Research Updates

Digital Payday: market value implications of digital transformation

To get a better understanding of the implications of digital transformation (DT) with regard to market value, we need a new framework integrating an empirical analysis based on a single dataset and supported by natural language processing.

The questions

Is it possible to develop a more objective, scientific understanding of the digital transformation and its impact on market value for shareholders in big companies? This question is the inspiration for the study Digital Payday: Towards Better Understanding the Market Value Implications of Digital Transformation for Large Corporates. In an attempt to find an answer, we also explored these prime, pertinent questions: 


  • How can we come up with an exhaustive definition, a transversal conceptual framework and a common language for analyzing digital transformation? 
  • What methodologies (subjective and objective) should we use to evaluate the direct and indirect outcomes of DT? 
  • Can DT, as we describe in our framework and empirically analyze, affect the market value of companies’ assets and future earnings? If so, to what extent? 
  • In light of this new framework, what conclusions can we draw on the implications of DT in terms of market value for corporates? 


The aim of the study is to demonstrate that it is possible to determine, on a scientific basis, a statistically significant market value “payday” that can capture investments in DT initiatives.  



Both academic and business research on digital transformation present two major shortcomings. The first is that they are not based on empirical evidence, but rather on subjective experiences and general outcomes, without any scientifically substantiated proof of the financial impact of DT. The second is that as a starting point they look to successful start-ups, holding up the unique features of a few specific cases as a descriptive model for the vast and varied landscape of digital platforms. Either that, or they used anecdotal evidence and anonymous surveys, in any case with insufficient factual evidence.  


Digital Payday: Towards Better Understanding the Market Value Implications of Digital Transformation for Large Corporates underscores the limitations of these approaches, which risk distorting the correct interpretation of the context and undermining the possibility for future growth for big companies.  


The data are unequivocal: in 2019, investments in digital transformation were seen as extremely risky, and topped the list of concerned cited by managers and CEOs.  This was more than justified if we consider that 70% of all the digital transformation initiatives fell short of their targets that year.
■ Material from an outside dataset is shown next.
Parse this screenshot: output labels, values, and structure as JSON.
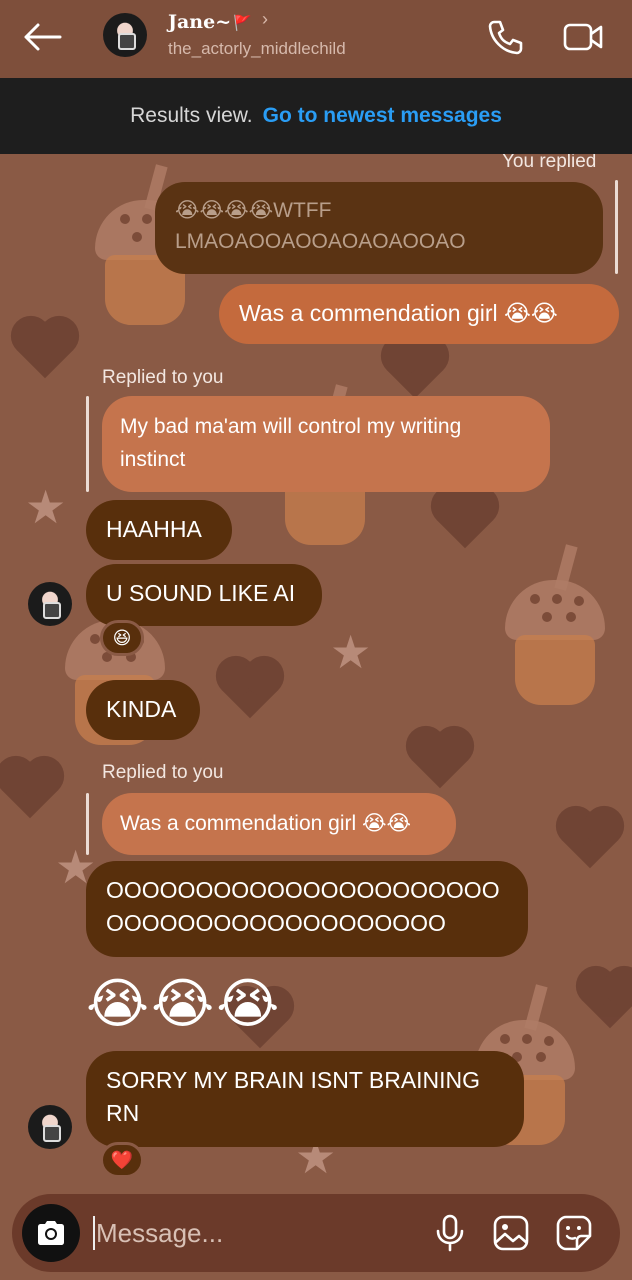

In fact, of the $1.3 trillion spent on DT, around $900 billion ended up being wasted. 


With these observations as a takeoff point, we formulated a new, more complete definition of digital transformation. On one hand, DT can be proactive or reactive, to acquire or mitigate the drivers of supply and demand (that are already visible or expected) which are associated with technology. On the other, DT supports new ways of doing business based on real strategic options for developing new skills and processes and building relationships inside the company or interfaces with other companies. 
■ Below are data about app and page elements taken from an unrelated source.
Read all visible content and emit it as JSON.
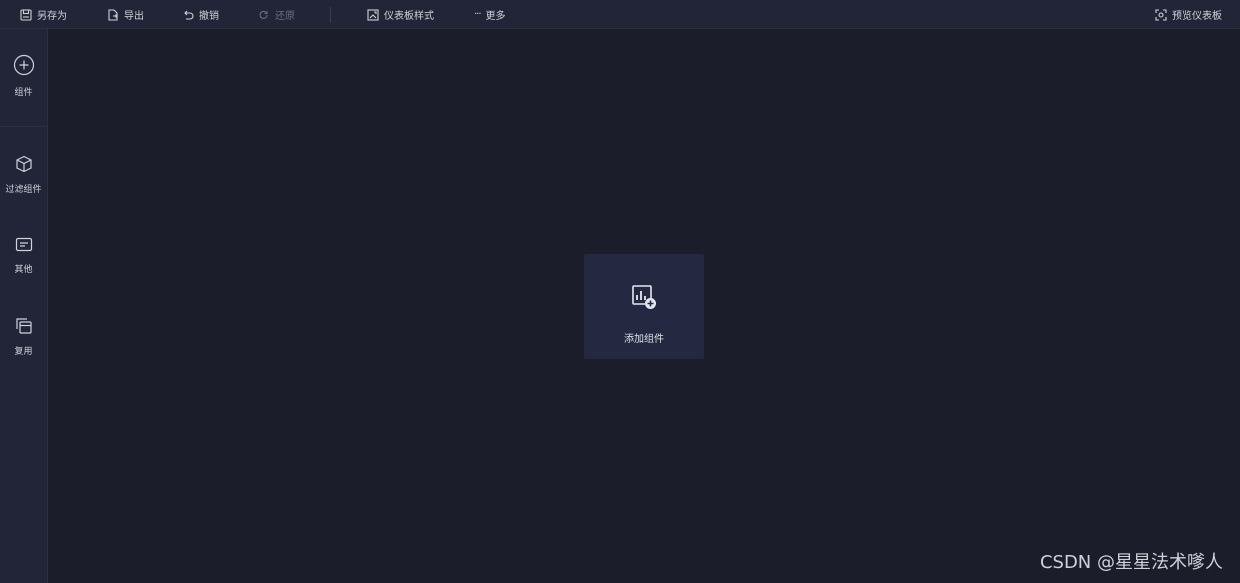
{
  "toolbar": {
    "save_as": "另存为",
    "export": "导出",
    "undo": "撤销",
    "redo": "还原",
    "dashboard_style": "仪表板样式",
    "more": "更多",
    "preview": "预览仪表板"
  },
  "sidebar": {
    "items": [
      {
        "label": "组件",
        "icon": "plus-circle-icon"
      },
      {
        "label": "过滤组件",
        "icon": "cube-icon"
      },
      {
        "label": "其他",
        "icon": "message-box-icon"
      },
      {
        "label": "复用",
        "icon": "copy-layers-icon"
      }
    ]
  },
  "canvas": {
    "add_component_label": "添加组件",
    "add_component_icon": "chart-add-icon"
  },
  "watermark": "CSDN @星星法术嗲人",
  "colors": {
    "background": "#1b1d2b",
    "panel": "#222538",
    "card": "#242840",
    "text": "#d0d2da",
    "disabled_text": "#6a6d80"
  }
}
The theoretical model we propose integrates a pragmatic, empirical approach with advanced analytics, striking a balance between managerial perspective and scientific vision. The end result is a framework based on (financial) data, which is anchored in experience and exploits recent advances in natural language processing and analysis. Once we established this new theoretical framework, we tested it out on four working hypotheses relative to the impact of DT on corporates’ market value. Our findings substantially confirm all our hypotheses. 


  • More and more often, large listed corporates include “replicable references” in their reports on DT; this refers to elements which are non-sequential but can impact one another. 
  • These companies opt to use a conservative approach in reporting these references on digital transformation, including more qualitative than quantified statements. 
  • The degree of relevance of replicable references regarding DT in large listed corporates is specific to the firm context. 
  • For these organizations, the reports on replicable reference regarding DT show a relationship to financial value. This relationship is positive for market capitalization and includes future earnings. The positive relationship for market capitalization is stronger when replicable references are more concrete, and this relationship is not universal, but sensitive to the business context. 


Looking ahead

The study doesn’t offer definitive formulas that are valid in every case, but does suggest some recommendations for management practices and for further research. Although we acknowledge that a universally positive impact on market value of DT is not empirically observable, it can still generate value if it’s done at the right time, in the right context, with the right mix of transformation ingredients. In conclusion, even if there is no such thing as a one-size-fits-all approach, applying the proper elements of DT at the most appropriate time is often the key to obtaining concrete, measurable benefits.  


A massively enhanced version of this research will be available as a globally launched and promoted Wiley business book “Digital Transformation Payday” already this winter.